A 5.6-magnitude quake hit western Japan early Monday, injuring five people and damaging buildings and roads, as officials warned stronger tremors could come in the days ahead.
The shallow tremor was gauged as magnitude 5.6 by the US Geological Survey and 6.1 by Japan's meteorological agency on the Richter scale.
It rocked the west of the main island of Honshu, 96 kilometres (60 miles) north of Hiroshima, at 1:32am (1632 GMT Sunday).
The Japanese agency urged residents to stay vigilant.
"We want the areas that experienced strong tremors to be on guard in the coming week or so against quakes that could be as powerful as the upper five," agency official Toshiyuki Matsumori told a news conference, referring to a Japanese seismic scale with a maximum intensity of seven.
An upper five on Japan's Shindo scale refers to tremors that make it difficult to walk without holding onto something.
Strong aftershocks could continue for two to three days, Matsumori said, and several strong tremors have already been felt in the region hit by the initial quake.
Five people were hurt in the quake, including a 17-year-old boy who broke his leg after falling from his bed, but no life-threatening injuries were reported.
Around 100 households lost water in Oda City, prompting troops to send trucks to set up makeshift water supply stations.
Damage to some buildings and roads were also reported.
No problems were reported at the nearby Shimane nuclear power station, which has been offline for a checkup.
Japan sits on the so-called Pacific "Ring of Fire" where a large proportion of the world's earthquakes and volcanic eruptions are recorded.

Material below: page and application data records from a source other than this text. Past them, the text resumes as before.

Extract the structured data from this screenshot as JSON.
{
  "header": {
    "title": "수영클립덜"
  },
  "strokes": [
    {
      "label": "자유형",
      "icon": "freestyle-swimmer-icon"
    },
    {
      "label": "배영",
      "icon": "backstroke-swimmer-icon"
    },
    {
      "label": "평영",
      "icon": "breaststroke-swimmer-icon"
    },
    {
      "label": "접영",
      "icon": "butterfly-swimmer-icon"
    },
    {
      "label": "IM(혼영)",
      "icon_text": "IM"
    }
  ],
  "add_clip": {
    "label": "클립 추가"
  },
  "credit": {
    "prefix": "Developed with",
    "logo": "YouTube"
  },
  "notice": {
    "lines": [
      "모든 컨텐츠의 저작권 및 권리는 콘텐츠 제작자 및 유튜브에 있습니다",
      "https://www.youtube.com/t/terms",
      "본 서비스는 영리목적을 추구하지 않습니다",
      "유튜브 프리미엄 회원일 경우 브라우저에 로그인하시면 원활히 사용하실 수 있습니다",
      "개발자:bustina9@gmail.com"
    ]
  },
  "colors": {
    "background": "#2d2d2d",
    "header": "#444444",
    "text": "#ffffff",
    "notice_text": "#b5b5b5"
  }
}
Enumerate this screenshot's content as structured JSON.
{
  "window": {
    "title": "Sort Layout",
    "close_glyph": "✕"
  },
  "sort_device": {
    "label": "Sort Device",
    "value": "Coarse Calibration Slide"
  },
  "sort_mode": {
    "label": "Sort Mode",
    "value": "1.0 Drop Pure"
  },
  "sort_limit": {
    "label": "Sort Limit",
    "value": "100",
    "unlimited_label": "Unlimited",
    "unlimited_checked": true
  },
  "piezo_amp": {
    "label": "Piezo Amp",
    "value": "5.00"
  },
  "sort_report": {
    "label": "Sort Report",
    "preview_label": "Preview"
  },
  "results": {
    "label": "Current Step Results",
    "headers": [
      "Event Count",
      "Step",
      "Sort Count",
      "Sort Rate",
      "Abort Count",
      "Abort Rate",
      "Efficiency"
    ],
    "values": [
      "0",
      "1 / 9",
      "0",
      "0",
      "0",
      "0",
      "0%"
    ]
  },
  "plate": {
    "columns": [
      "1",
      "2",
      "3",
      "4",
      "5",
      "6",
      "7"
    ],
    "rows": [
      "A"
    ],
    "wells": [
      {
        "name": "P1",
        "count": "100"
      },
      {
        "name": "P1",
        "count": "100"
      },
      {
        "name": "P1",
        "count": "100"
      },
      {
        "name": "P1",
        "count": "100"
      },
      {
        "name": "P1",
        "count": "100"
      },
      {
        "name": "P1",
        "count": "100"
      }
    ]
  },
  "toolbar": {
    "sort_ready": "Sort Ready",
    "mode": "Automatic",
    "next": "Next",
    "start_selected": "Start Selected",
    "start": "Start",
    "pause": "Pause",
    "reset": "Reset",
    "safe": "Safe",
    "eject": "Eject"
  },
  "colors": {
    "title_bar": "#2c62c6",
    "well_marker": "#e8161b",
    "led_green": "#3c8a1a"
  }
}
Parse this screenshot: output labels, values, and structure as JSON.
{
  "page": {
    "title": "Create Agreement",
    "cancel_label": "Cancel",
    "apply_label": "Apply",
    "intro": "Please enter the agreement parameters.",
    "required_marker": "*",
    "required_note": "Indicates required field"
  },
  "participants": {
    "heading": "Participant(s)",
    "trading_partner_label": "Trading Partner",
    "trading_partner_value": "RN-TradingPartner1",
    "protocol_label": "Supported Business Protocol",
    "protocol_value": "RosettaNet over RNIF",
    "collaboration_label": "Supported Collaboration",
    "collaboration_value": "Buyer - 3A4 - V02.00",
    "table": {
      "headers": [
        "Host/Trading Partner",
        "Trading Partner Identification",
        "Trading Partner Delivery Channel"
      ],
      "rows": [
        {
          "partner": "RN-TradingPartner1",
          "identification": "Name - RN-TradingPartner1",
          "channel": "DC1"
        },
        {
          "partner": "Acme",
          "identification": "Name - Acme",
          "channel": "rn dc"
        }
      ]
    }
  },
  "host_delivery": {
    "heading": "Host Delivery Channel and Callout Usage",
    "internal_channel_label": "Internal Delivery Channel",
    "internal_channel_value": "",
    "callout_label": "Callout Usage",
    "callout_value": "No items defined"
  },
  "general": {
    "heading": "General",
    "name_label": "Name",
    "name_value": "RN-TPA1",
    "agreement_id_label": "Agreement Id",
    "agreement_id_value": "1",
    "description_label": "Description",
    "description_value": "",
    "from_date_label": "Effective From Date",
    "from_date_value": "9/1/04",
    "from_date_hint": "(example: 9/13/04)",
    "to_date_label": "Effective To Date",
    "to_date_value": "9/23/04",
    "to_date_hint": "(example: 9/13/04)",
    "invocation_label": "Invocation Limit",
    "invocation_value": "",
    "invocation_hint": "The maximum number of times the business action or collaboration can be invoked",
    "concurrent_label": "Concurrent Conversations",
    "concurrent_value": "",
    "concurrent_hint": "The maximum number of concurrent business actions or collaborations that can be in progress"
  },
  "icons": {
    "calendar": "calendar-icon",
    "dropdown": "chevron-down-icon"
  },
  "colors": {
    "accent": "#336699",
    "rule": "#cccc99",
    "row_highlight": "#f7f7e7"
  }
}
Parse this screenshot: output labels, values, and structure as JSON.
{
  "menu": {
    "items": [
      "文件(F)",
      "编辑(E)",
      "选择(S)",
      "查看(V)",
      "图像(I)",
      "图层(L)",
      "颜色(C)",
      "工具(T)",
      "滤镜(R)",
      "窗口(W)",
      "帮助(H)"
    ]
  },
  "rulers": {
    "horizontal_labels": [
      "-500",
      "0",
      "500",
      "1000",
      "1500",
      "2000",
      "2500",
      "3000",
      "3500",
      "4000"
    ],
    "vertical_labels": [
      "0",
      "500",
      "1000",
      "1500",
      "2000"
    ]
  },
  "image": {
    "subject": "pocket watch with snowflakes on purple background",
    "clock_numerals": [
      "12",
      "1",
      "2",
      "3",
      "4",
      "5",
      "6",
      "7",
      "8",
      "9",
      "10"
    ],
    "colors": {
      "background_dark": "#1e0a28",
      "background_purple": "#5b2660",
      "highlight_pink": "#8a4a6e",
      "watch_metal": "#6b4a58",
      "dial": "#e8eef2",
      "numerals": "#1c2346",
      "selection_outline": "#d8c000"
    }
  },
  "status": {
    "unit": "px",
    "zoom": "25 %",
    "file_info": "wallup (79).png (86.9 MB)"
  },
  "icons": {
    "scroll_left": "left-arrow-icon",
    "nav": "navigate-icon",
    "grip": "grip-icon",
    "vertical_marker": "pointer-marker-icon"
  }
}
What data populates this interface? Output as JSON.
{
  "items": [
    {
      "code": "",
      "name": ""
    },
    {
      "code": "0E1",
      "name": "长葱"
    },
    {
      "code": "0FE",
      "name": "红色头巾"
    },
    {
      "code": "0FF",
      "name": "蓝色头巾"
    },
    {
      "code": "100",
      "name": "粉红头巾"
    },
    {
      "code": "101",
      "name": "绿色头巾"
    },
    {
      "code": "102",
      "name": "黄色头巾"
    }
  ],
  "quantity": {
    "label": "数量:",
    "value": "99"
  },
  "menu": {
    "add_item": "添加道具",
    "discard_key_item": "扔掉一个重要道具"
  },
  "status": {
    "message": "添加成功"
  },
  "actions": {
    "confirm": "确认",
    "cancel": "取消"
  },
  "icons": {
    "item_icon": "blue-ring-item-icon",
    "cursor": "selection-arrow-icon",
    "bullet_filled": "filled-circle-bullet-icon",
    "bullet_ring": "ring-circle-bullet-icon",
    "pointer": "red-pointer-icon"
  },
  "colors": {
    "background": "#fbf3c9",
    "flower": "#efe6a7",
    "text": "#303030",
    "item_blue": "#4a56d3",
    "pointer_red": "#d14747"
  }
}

A devastating magnitude 9.0 quake -- which struck under the Pacific Ocean on March 11, 2011 -- and a resulting tsunami caused widespread damage and claimed the lives of thousands of people.